For some Germantown residents, their neighborhood has become considerably larger since Dec. 13. The Germantown Town Board voted to combine the subdivisions of Rock Island Lake and Campfire Lake at a joint meeting with the Germantown Planning Commission. Both subdivisions were developed by Pavloski Development.
Pavloski said the main reason for the combination was to enable residents of both subdivisions to use the entire body of water they sit on.
Germantown Town Engineer Larry Koopman said the critical determination was whether the proposal “is going to have a negative impact for neighboring properties.”
Citizens were encouraged to voice support, questions and concerns. Though there were dozens who expressed support for the proposal through submitted comments, a few individuals made clear their opposition to it.
Germantown resident Joe Cavallaro said the board should “set a tone of what it believes is an allowable land use and development on these lots.”
Tim Abrahamson, who lives near the Pavloski developments says two gazebos were built by Pavloski Development within feet of his property.
Originally, the proposal included changes to the Marina area near the lake. But Pavloski had them removed before the meeting.
Abrahamson said removing them was not enough. “(It is) already established in the minds of their customers that (the marina) is a common amenity,” Abrahamson said. “Simply taking it off doesn’t cure the problem.”
Germantown Supervisor Ray Feldman said he has had a mostly positive experience with Pavloski and his staff. “They fulfill all the requirements of the planned unit development that they’re required to fill,” Feldman said “And the other thing is that they’ve followed through with the landscaping that’s been promised… So to that extent, they’ve followed through on everything that they’ve been required to do.”
For some Germantown residents, a change in the pace of life around Germantown has been a major concern.
“A lot of people that bought up here 15-20 years ago, thought they were buying in the near wilderness conditions,” Feldman said. “And of course, things have changed drastically, with these Pavloski subdivisions.”
Traditionally, Pavloski properties have sold to people that use the residences seasonally, with some moving in full-time as they get older. But recent sales have seen an increase in full-time residents.
“We’re not just getting weekenders/vacationers anymore,” Pavloski said.
The recent flurry of development has led residents to be skeptical of the benefits of further expansion.
“I know there’s a lot of people that, basically, in the town here are just opposed to any more development… Those folks have showed up at some of the meetings and especially the people who are next to the subdivisions that are being proposed, ” Feldman said.
Feldman did note that the recent increase in traffic and population is due not just to Pavloski developments, but to several subdivisions.
There was a proposal to impose 100 foot lots for new properties being developed in the subdivisions rather than the initial 80 foot lots. “100 feet is so much,” Pavloski said. “People don’t want to maintain it.”
Germantown Supervisor Ken Jax made a motion to approve the combination of the subdivisions under the condition that the lots be 100 feet, but no second was made and the motion was retracted.

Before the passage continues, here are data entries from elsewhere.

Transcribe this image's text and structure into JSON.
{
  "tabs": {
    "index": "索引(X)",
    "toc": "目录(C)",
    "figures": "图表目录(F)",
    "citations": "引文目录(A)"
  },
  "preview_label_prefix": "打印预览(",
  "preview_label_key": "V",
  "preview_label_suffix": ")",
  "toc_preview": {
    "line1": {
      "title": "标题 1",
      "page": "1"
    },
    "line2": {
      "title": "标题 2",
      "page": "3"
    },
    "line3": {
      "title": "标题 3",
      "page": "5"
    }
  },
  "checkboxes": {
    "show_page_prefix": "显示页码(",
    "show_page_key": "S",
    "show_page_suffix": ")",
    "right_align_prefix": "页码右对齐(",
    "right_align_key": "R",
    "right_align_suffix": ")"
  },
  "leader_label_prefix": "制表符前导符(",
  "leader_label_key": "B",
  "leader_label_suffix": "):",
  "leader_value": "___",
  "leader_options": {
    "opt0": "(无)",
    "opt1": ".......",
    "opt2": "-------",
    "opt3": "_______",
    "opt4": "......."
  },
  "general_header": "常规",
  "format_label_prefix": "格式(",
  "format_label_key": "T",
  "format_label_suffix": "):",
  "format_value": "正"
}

A motion was made by Keith Korbein to approve the 80 foot lots. The motion was seconded by Keith Specht and passed by the board.
Pavloski said the conditions passed for the new development was “the same as our last subdivision.” No additional requirements were made for the development.
The Germantown town board will meet again on Jan. 9.